PROBLEM TO WORK ON
Go through the records and extract every line with the word "Performance".
━━ SOURCE DATA ━━
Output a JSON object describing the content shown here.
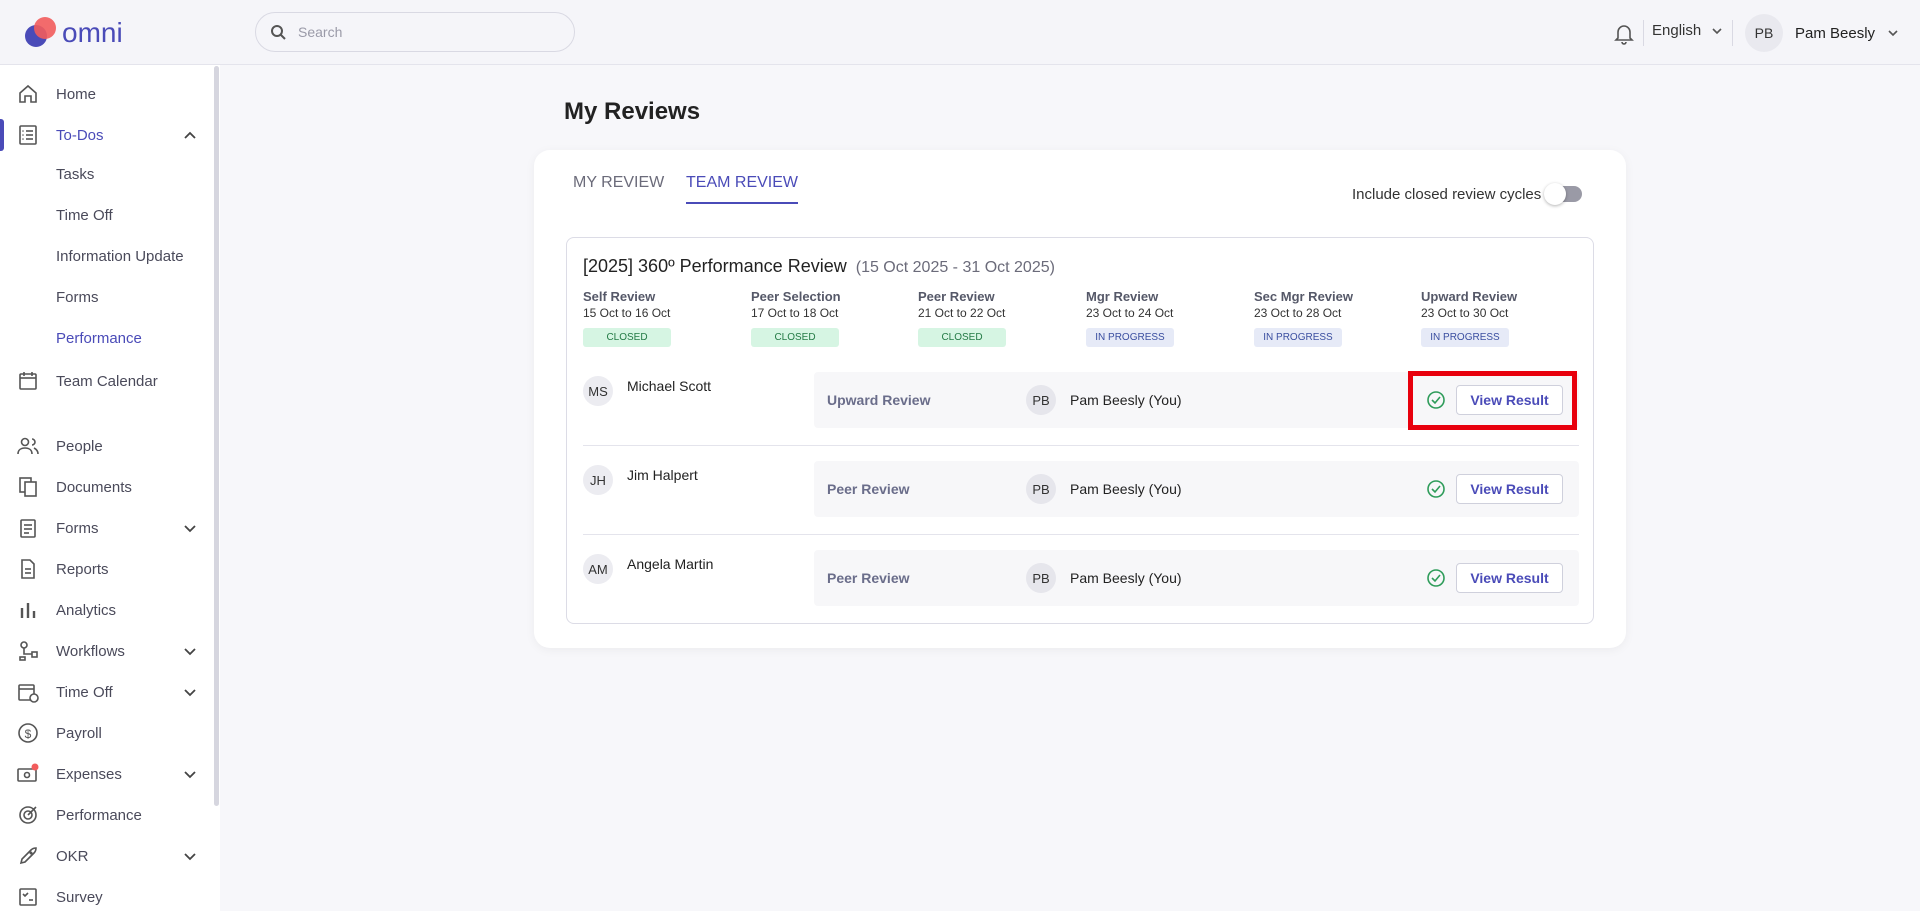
{
  "app": {
    "logo_text": "omni"
  },
  "topbar": {
    "search_placeholder": "Search",
    "language": "English",
    "user_initials": "PB",
    "user_name": "Pam Beesly"
  },
  "sidebar": {
    "items": [
      {
        "label": "Home",
        "icon": "home-icon"
      },
      {
        "label": "To-Dos",
        "icon": "checklist-icon"
      },
      {
        "label": "Team Calendar",
        "icon": "calendar-icon"
      },
      {
        "label": "People",
        "icon": "people-icon"
      },
      {
        "label": "Documents",
        "icon": "documents-icon"
      },
      {
        "label": "Forms",
        "icon": "forms-icon"
      },
      {
        "label": "Reports",
        "icon": "report-icon"
      },
      {
        "label": "Analytics",
        "icon": "bar-chart-icon"
      },
      {
        "label": "Workflows",
        "icon": "workflow-icon"
      },
      {
        "label": "Time Off",
        "icon": "calendar-timeoff-icon"
      },
      {
        "label": "Payroll",
        "icon": "dollar-icon"
      },
      {
        "label": "Expenses",
        "icon": "wallet-icon"
      },
      {
        "label": "Performance",
        "icon": "target-icon"
      },
      {
        "label": "OKR",
        "icon": "rocket-icon"
      },
      {
        "label": "Survey",
        "icon": "survey-icon"
      }
    ],
    "todo_subitems": [
      "Tasks",
      "Time Off",
      "Information Update",
      "Forms",
      "Performance"
    ]
  },
  "main": {
    "title": "My Reviews",
    "tabs": [
      "MY REVIEW",
      "TEAM REVIEW"
    ],
    "toggle_label": "Include closed review cycles",
    "cycle": {
      "title": "[2025] 360º Performance Review",
      "range": "(15 Oct 2025 - 31 Oct 2025)",
      "phases": [
        {
          "name": "Self Review",
          "dates": "15 Oct to 16 Oct",
          "status": "CLOSED"
        },
        {
          "name": "Peer Selection",
          "dates": "17 Oct to 18 Oct",
          "status": "CLOSED"
        },
        {
          "name": "Peer Review",
          "dates": "21 Oct to 22 Oct",
          "status": "CLOSED"
        },
        {
          "name": "Mgr Review",
          "dates": "23 Oct to 24 Oct",
          "status": "IN PROGRESS"
        },
        {
          "name": "Sec Mgr Review",
          "dates": "23 Oct to 28 Oct",
          "status": "IN PROGRESS"
        },
        {
          "name": "Upward Review",
          "dates": "23 Oct to 30 Oct",
          "status": "IN PROGRESS"
        }
      ],
      "rows": [
        {
          "initials": "MS",
          "name": "Michael Scott",
          "review_type": "Upward Review",
          "reviewer_initials": "PB",
          "reviewer": "Pam Beesly (You)",
          "action": "View Result"
        },
        {
          "initials": "JH",
          "name": "Jim Halpert",
          "review_type": "Peer Review",
          "reviewer_initials": "PB",
          "reviewer": "Pam Beesly (You)",
          "action": "View Result"
        },
        {
          "initials": "AM",
          "name": "Angela Martin",
          "review_type": "Peer Review",
          "reviewer_initials": "PB",
          "reviewer": "Pam Beesly (You)",
          "action": "View Result"
        }
      ]
    }
  },
  "colors": {
    "accent": "#4a4bb8",
    "highlight": "#e8000d",
    "success": "#2e9c5a"
  }
}
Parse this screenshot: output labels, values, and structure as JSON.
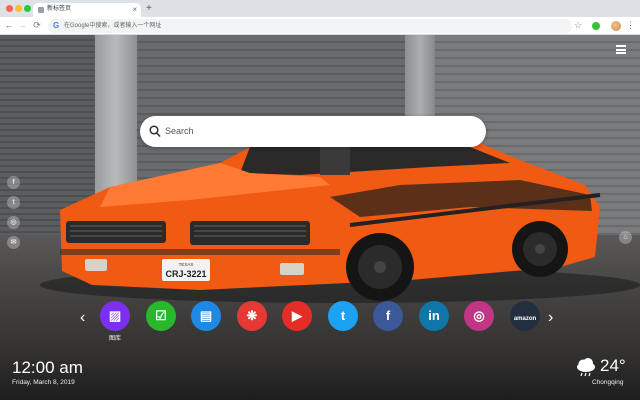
{
  "tab": {
    "title": "新标签页",
    "close": "×",
    "new_tab": "+"
  },
  "toolbar": {
    "back": "←",
    "forward": "→",
    "reload": "⟳",
    "omnibox_text": "在Google中搜索，或者输入一个网址",
    "google_glyph": "G",
    "star": "☆",
    "menu": "⋮"
  },
  "colors": {
    "accent_green": "#3ac13a",
    "car_orange": "#f05a12"
  },
  "search": {
    "placeholder": "Search"
  },
  "social": {
    "facebook": "f",
    "twitter": "t",
    "instagram": "◎",
    "email": "✉",
    "home": "⌂"
  },
  "nav": {
    "prev": "‹",
    "next": "›"
  },
  "shortcuts": [
    {
      "name": "gallery",
      "label": "图库",
      "glyph": "▨",
      "color": "#7d2ff0"
    },
    {
      "name": "tasks",
      "label": "",
      "glyph": "☑",
      "color": "#29b72b"
    },
    {
      "name": "notes",
      "label": "",
      "glyph": "▤",
      "color": "#1e88e5"
    },
    {
      "name": "game",
      "label": "",
      "glyph": "❋",
      "color": "#e53935"
    },
    {
      "name": "youtube",
      "label": "",
      "glyph": "▶",
      "color": "#e52d27"
    },
    {
      "name": "twitter",
      "label": "",
      "glyph": "t",
      "color": "#1da1f2"
    },
    {
      "name": "facebook",
      "label": "",
      "glyph": "f",
      "color": "#3b5998"
    },
    {
      "name": "linkedin",
      "label": "",
      "glyph": "in",
      "color": "#0e76a8"
    },
    {
      "name": "instagram",
      "label": "",
      "glyph": "◎",
      "color": "#c13584"
    },
    {
      "name": "amazon",
      "label": "",
      "glyph": "amazon",
      "color": "#232f3e"
    }
  ],
  "clock": {
    "time": "12:00 am",
    "date": "Friday, March 8, 2019"
  },
  "weather": {
    "temp": "24°",
    "city": "Chongqing",
    "icon": "cloud-rain"
  },
  "plate": {
    "state": "TEXAS",
    "number": "CRJ-3221"
  }
}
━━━
SOLUTION TO THIS TASK
        "label": "Performance",
      "Performance"
      "title": "[2025] 360º Performance Review",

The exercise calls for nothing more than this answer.